# TASK OBJECTIVE
Within the records below, find each line with the word "true" and copy it out.
TASK DATA START
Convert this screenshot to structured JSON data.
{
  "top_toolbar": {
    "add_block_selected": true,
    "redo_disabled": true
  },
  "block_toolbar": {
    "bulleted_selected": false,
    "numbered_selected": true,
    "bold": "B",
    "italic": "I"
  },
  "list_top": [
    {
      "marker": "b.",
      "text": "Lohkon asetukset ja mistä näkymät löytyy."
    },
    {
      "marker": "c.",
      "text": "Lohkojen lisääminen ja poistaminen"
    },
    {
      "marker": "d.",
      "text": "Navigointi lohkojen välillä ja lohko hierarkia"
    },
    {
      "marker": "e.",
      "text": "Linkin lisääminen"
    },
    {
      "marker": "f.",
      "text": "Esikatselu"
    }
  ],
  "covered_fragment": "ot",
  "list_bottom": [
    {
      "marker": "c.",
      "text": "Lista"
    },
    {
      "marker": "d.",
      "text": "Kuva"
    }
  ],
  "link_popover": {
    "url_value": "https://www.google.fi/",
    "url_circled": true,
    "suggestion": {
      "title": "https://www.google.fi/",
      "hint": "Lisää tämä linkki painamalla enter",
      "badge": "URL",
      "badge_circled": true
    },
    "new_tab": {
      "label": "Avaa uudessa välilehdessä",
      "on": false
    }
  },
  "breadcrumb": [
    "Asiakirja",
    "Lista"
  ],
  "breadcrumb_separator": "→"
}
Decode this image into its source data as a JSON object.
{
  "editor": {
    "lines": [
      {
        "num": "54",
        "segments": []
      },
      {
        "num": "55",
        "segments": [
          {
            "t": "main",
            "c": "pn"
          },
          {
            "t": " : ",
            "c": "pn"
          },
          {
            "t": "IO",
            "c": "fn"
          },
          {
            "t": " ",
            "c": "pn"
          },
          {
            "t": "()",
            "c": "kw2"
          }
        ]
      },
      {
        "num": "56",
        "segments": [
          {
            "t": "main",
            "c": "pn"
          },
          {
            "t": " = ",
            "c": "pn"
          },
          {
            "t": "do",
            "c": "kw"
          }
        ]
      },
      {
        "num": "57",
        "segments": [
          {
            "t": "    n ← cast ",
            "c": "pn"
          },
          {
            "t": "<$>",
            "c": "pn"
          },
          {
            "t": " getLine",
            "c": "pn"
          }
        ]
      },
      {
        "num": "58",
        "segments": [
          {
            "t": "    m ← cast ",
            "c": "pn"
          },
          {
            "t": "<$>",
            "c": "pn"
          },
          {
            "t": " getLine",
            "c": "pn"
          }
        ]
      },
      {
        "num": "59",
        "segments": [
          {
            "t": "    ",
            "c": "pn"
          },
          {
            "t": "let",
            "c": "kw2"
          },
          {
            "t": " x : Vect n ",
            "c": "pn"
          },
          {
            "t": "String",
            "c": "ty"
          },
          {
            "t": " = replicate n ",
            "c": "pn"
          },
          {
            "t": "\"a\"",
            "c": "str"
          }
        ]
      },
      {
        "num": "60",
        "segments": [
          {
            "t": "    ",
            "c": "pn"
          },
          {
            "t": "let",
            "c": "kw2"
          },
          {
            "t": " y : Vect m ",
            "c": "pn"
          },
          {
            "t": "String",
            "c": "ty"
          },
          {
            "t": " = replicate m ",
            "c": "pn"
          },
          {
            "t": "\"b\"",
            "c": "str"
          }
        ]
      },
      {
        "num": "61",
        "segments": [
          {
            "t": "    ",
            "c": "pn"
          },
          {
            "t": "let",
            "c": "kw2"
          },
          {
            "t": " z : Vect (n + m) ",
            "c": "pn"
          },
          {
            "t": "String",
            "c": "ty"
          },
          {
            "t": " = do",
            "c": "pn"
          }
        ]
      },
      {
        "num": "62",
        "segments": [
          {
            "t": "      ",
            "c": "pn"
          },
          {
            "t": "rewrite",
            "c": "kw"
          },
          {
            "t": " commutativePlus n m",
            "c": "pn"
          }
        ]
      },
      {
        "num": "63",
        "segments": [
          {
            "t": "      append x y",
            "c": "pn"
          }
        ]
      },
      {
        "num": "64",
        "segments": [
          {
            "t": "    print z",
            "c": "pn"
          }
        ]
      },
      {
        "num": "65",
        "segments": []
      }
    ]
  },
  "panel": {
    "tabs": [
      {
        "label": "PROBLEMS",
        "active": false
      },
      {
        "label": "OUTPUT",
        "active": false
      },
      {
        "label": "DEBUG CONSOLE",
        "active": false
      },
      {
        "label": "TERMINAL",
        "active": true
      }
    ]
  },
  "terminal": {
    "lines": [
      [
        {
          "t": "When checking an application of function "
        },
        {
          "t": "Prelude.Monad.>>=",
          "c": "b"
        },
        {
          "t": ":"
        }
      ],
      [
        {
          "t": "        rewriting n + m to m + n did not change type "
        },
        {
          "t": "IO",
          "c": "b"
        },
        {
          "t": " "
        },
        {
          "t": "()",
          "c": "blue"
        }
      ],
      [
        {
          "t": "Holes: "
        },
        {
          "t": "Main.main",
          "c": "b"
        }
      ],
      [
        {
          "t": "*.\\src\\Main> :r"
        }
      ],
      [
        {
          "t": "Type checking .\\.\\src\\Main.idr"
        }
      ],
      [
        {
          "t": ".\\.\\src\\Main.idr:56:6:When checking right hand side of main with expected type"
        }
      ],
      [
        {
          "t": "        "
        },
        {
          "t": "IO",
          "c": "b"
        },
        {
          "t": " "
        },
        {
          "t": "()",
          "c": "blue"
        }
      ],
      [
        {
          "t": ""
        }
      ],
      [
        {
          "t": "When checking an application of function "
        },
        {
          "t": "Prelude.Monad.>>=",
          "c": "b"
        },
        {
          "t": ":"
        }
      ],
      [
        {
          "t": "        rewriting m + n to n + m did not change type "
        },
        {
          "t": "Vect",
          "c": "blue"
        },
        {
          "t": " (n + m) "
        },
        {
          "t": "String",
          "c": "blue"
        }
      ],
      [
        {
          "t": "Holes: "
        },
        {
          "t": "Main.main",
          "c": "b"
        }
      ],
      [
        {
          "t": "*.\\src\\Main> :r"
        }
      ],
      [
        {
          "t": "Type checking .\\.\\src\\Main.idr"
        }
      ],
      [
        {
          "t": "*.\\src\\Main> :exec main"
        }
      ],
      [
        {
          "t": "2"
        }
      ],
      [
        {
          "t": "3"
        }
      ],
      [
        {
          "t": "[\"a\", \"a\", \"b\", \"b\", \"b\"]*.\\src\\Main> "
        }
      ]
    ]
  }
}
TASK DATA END
# RESPONSE TO THE TASK
    "add_block_selected": true,
    "redo_disabled": true
    "numbered_selected": true,
    "url_circled": true,
      "badge_circled": true
        "active": true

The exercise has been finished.